Which brings me back to the point I was trying to make - it is a great HT piece. It worked for me because I was starting with a blank sheet of paper. I built my system around it and it is spectacular for TV and movies. Music sounds just swell too - but I don't use it for critical listening.

FWIW it replaced a B&K receiver - the difference it made to the room was enormous, as is the quantum leap in the GUI. I attribute a lot of this to the Audyssey and the rest to better amps and HDMI sources. My ISF tech ran his high end scopes on the audio and the plot was very good for a difficult room. He had no interest in trying to better it.

But like a lot of people who built combined two channel/HT solutions relying on bypass switches and the like, you need more then an HT solution. That's where it gets tricky.

Can you tell us what the improvements are in the 9.9?

I've download the manual for the 9.8, but have yet to check if it has a pass through like the Proceed PDSD that passes analog from the PAV without processing. If it does, I could use my original PAV as the analog section, and use the analog-dead PAV/PDSD in another system.


9.9 adds DynamicVolume, DynamicEQ and individual ISF settings per input.

Also, the analog is OK but not stellar on the 9.8 and, I suspect, is the same on the 9.9. I plead guilty to contributing to this general impression:

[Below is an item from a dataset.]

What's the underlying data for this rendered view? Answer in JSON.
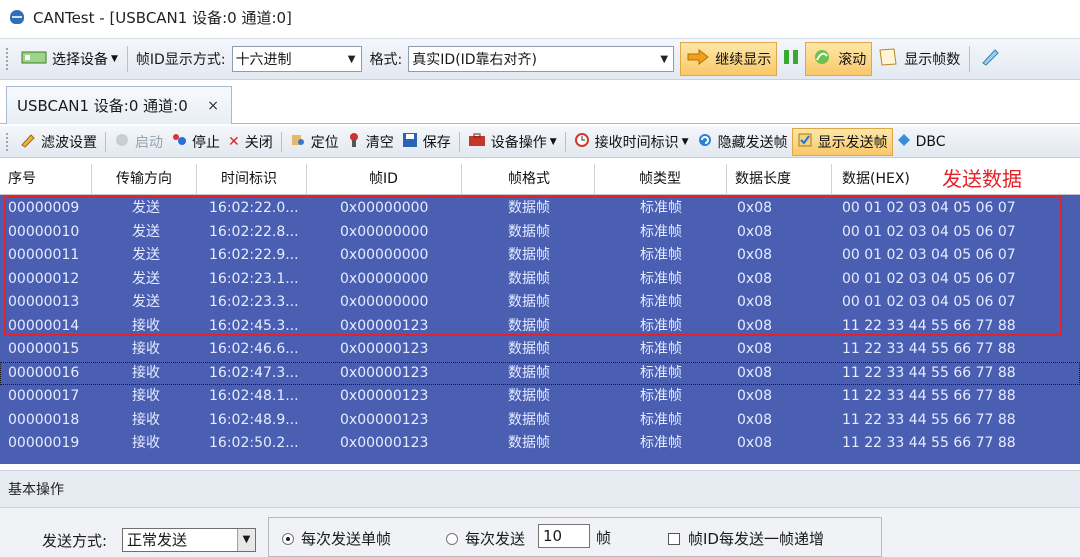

Like my buddy, the learned writer Kal said - the 9.9 (and no doubt the next generation of Denon and Marantz) are all about additional Audyssey features and controlling the individual ISF inputs

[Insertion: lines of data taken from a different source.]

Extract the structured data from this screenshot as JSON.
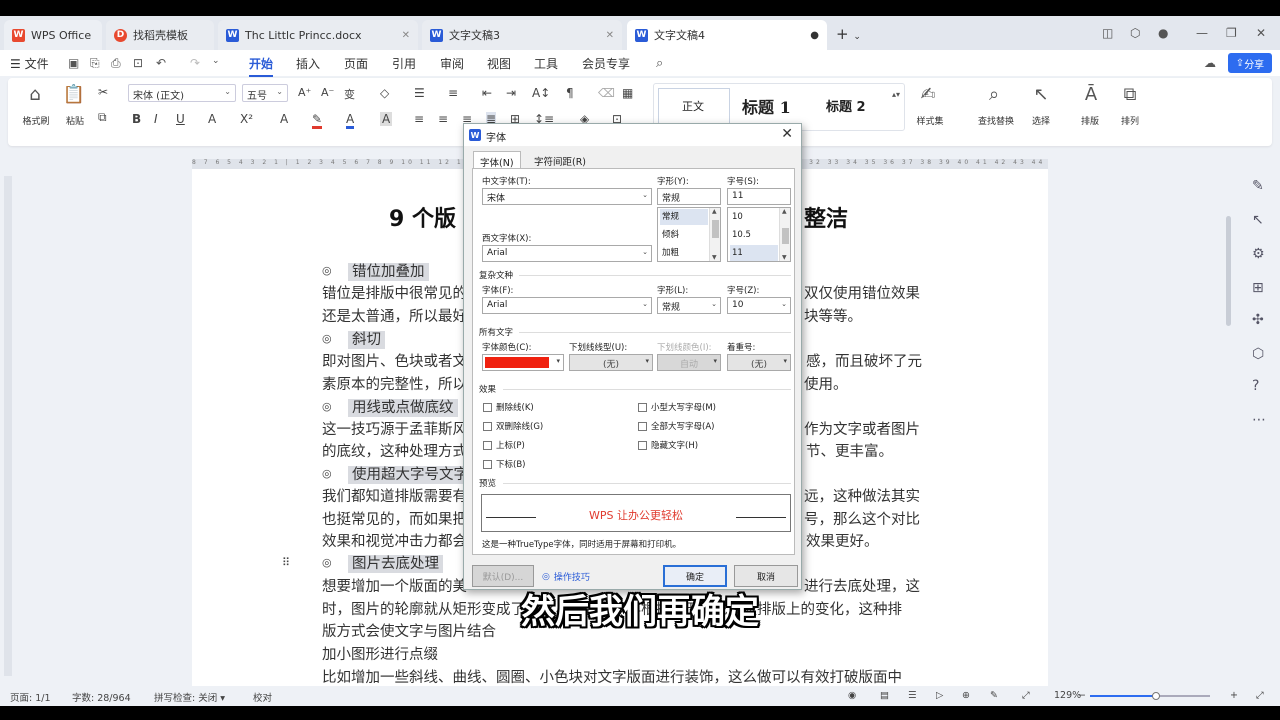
{
  "tabs": [
    {
      "label": "WPS Office",
      "icon": "wps-logo-icon",
      "color": "#e8492f"
    },
    {
      "label": "找稻壳模板",
      "icon": "docer-icon",
      "color": "#e8492f"
    },
    {
      "label": "Thc Littlc Princc.docx",
      "icon": "word-doc-icon",
      "color": "#2a5bd7"
    },
    {
      "label": "文字文稿3",
      "icon": "word-doc-icon",
      "color": "#2a5bd7"
    },
    {
      "label": "文字文稿4",
      "icon": "word-doc-icon",
      "color": "#2a5bd7"
    }
  ],
  "menu": {
    "file": "文件",
    "items": [
      "开始",
      "插入",
      "页面",
      "引用",
      "审阅",
      "视图",
      "工具",
      "会员专享"
    ],
    "active": "开始",
    "share": "分享"
  },
  "ribbon": {
    "format_painter": "格式刷",
    "paste": "粘贴",
    "font_name": "宋体 (正文)",
    "font_size": "五号",
    "style_normal": "正文",
    "style_h1": "标题 1",
    "style_h2": "标题 2",
    "style_set": "样式集",
    "find_replace": "查找替换",
    "select": "选择",
    "layout": "排版",
    "arrange": "排列"
  },
  "ruler_text": "8 7 6 5 4 3 2 1 | 1 2 3 4 5 6 7 8 9 10 11 12 13 14 15 16 17 18 19 20 21 22 23 24 25 26 27 28 29 30 31 32 33 34 35 36 37 38 39 40 41 42 43 44 45 46 47",
  "document": {
    "title_left": "9 个版",
    "title_right": "整洁",
    "headings": [
      "错位加叠加",
      "斜切",
      "用线或点做底纹",
      "使用超大字号文字",
      "图片去底处理"
    ],
    "lines": [
      {
        "left": "错位是排版中很常见的",
        "right": "双仅使用错位效果"
      },
      {
        "left": "还是太普通，所以最好",
        "right": "块等等。"
      },
      {
        "left": "即对图片、色块或者文",
        "right": "感，而且破坏了元"
      },
      {
        "left": "素原本的完整性，所以",
        "right": "使用。"
      },
      {
        "left": "这一技巧源于孟菲斯风",
        "right": "作为文字或者图片"
      },
      {
        "left": "的底纹，这种处理方式",
        "right": "节、更丰富。"
      },
      {
        "left": "我们都知道排版需要有",
        "right": "远，这种做法其实"
      },
      {
        "left": "也挺常见的，而如果把",
        "right": "号，那么这个对比"
      },
      {
        "left": "效果和视觉冲击力都会",
        "right": "效果更好。"
      },
      {
        "left": "想要增加一个版面的美",
        "right": "进行去底处理，这"
      },
      {
        "left": "时，图片的轮廓就从矩形变成了异形，然后文字再根据图形的轮廓做排版上的变化，这种排",
        "right": ""
      },
      {
        "left": "版方式会使文字与图片结合",
        "right": ""
      },
      {
        "left": "加小图形进行点缀",
        "right": ""
      },
      {
        "left": "比如增加一些斜线、曲线、圆圈、小色块对文字版面进行装饰，这么做可以有效打破版面中",
        "right": ""
      }
    ]
  },
  "dialog": {
    "title": "字体",
    "tabs": [
      "字体(N)",
      "字符间距(R)"
    ],
    "chinese_font_label": "中文字体(T):",
    "chinese_font_value": "宋体",
    "style_label": "字形(Y):",
    "style_value": "常规",
    "size_label": "字号(S):",
    "size_value": "11",
    "style_options": [
      "常规",
      "倾斜",
      "加粗"
    ],
    "size_options": [
      "10",
      "10.5",
      "11"
    ],
    "western_font_label": "西文字体(X):",
    "western_font_value": "Arial",
    "complex_section": "复杂文种",
    "complex_font_label": "字体(F):",
    "complex_font_value": "Arial",
    "complex_style_label": "字形(L):",
    "complex_style_value": "常规",
    "complex_size_label": "字号(Z):",
    "complex_size_value": "10",
    "all_text_section": "所有文字",
    "font_color_label": "字体颜色(C):",
    "font_color": "#f0210f",
    "underline_label": "下划线线型(U):",
    "underline_value": "(无)",
    "underline_color_label": "下划线颜色(I):",
    "underline_color_value": "自动",
    "emphasis_label": "着重号:",
    "emphasis_value": "(无)",
    "effects_section": "效果",
    "effects_left": [
      "删除线(K)",
      "双删除线(G)",
      "上标(P)",
      "下标(B)"
    ],
    "effects_right": [
      "小型大写字母(M)",
      "全部大写字母(A)",
      "隐藏文字(H)"
    ],
    "preview_section": "预览",
    "preview_text": "WPS 让办公更轻松",
    "truetype_note": "这是一种TrueType字体，同时适用于屏幕和打印机。",
    "default_button": "默认(D)...",
    "tips_link": "操作技巧",
    "ok_button": "确定",
    "cancel_button": "取消"
  },
  "status": {
    "page": "页面: 1/1",
    "words": "字数: 28/964",
    "spell": "拼写检查: 关闭 ▾",
    "proof": "校对",
    "zoom": "129%",
    "zoom_fraction": 0.55
  },
  "subtitle": "然后我们再确定"
}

IMHO the ISF is the more important

here's the deal - the Integra 9.8 video scaler (Reon) is applied globally - meaning that the same corrections (sharpening, color, noise reduction etc) are applied to every source. Clearly this makes little sense if you have (for arguments sake) a DirectTV HDR, a BluRay and a VHS deck because each needs a different set-up.

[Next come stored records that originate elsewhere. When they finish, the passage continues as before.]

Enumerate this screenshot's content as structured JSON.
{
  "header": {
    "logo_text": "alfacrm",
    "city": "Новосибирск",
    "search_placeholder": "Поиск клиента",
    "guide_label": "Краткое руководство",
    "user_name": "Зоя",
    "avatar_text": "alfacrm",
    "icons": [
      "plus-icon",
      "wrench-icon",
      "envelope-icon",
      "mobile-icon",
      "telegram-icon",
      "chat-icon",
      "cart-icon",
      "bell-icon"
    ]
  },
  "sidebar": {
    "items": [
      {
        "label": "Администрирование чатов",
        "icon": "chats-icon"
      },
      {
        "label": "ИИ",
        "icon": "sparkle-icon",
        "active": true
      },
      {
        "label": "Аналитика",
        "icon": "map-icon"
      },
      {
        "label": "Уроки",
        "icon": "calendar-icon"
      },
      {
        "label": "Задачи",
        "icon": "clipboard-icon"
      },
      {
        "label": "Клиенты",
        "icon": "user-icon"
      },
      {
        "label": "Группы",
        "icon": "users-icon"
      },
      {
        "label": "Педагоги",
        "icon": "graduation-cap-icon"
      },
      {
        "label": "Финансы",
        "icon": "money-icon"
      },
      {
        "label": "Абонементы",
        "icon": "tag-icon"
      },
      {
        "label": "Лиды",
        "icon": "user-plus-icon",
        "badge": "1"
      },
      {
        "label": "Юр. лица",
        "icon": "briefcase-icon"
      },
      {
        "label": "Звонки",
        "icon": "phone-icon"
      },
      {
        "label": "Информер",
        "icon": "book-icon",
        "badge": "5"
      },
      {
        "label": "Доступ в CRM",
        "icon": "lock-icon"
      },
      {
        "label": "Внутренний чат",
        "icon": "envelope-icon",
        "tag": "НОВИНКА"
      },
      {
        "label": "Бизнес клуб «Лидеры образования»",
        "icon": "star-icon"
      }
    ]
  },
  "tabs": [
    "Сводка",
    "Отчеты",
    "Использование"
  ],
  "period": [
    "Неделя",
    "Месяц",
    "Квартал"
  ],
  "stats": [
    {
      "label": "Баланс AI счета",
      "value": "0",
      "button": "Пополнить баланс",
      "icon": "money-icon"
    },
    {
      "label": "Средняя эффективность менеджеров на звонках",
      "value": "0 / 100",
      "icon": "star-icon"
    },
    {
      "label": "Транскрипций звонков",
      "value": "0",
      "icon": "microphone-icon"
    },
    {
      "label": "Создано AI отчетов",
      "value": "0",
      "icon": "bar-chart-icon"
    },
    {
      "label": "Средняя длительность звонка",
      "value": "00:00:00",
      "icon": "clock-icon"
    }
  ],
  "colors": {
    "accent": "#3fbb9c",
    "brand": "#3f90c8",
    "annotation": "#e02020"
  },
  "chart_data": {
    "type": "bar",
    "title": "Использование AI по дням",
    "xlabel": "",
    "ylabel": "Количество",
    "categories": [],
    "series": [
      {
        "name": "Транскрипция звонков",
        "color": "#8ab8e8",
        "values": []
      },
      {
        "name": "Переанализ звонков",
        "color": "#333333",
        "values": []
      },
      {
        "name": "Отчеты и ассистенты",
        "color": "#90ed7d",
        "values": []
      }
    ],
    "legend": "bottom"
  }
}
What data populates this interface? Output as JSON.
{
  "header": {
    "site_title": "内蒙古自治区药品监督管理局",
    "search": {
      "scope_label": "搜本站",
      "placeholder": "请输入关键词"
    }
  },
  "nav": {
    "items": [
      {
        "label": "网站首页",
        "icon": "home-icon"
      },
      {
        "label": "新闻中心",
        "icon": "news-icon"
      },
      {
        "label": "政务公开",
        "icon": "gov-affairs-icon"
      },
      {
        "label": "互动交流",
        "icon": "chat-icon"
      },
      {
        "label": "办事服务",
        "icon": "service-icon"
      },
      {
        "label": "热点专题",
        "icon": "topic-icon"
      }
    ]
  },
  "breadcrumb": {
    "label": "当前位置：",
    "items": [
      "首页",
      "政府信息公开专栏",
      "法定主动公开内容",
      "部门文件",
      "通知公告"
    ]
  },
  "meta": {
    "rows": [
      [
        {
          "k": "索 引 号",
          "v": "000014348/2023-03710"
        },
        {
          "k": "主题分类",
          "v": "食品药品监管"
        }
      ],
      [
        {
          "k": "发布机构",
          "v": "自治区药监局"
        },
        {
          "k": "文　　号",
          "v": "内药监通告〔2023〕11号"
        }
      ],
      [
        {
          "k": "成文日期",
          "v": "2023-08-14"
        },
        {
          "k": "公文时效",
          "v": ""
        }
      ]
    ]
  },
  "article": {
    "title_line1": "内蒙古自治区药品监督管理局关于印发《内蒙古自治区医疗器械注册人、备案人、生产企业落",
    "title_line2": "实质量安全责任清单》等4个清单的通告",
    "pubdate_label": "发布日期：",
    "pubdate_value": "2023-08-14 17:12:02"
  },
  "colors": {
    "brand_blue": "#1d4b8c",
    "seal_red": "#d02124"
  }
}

So on the 9.8 is you either crap everything up to benefit the lowest common denominator or you bypass the whole thing to preserve the integrity of the BD 1080P source

BTW I am sure that this sounds pretty abstract to someone who has not had the chance to play with this gear - but after you do I hope that the observation moves from clear as mud to clear as gin

With control of individual inputs you can spruce up the sources that need it and bypass those that don't need tweaking - this is a very nice improvement

For a not entirely accurate parallel its like being able to preset audio and EQ for each source instead of having to use one setting for everything...

As far as the by-pass and all that stuff. Since you are a educated, scholarly type I will leave it to you to suss out the details you are interested in

My impression which is not supported by research - is that the Audyssey is either in or out across all sources. I suppose you can switch it off when you want to and run analog "direct" - there is a stereo direct mode

Here is the quote from the manual on the subject:

In this mode, audio from the input source is output
directly with minimal processing, providing high-fidelity reproduction. All of the source’s audio channels are output as they are.

Sound is output by the front left and right speakers.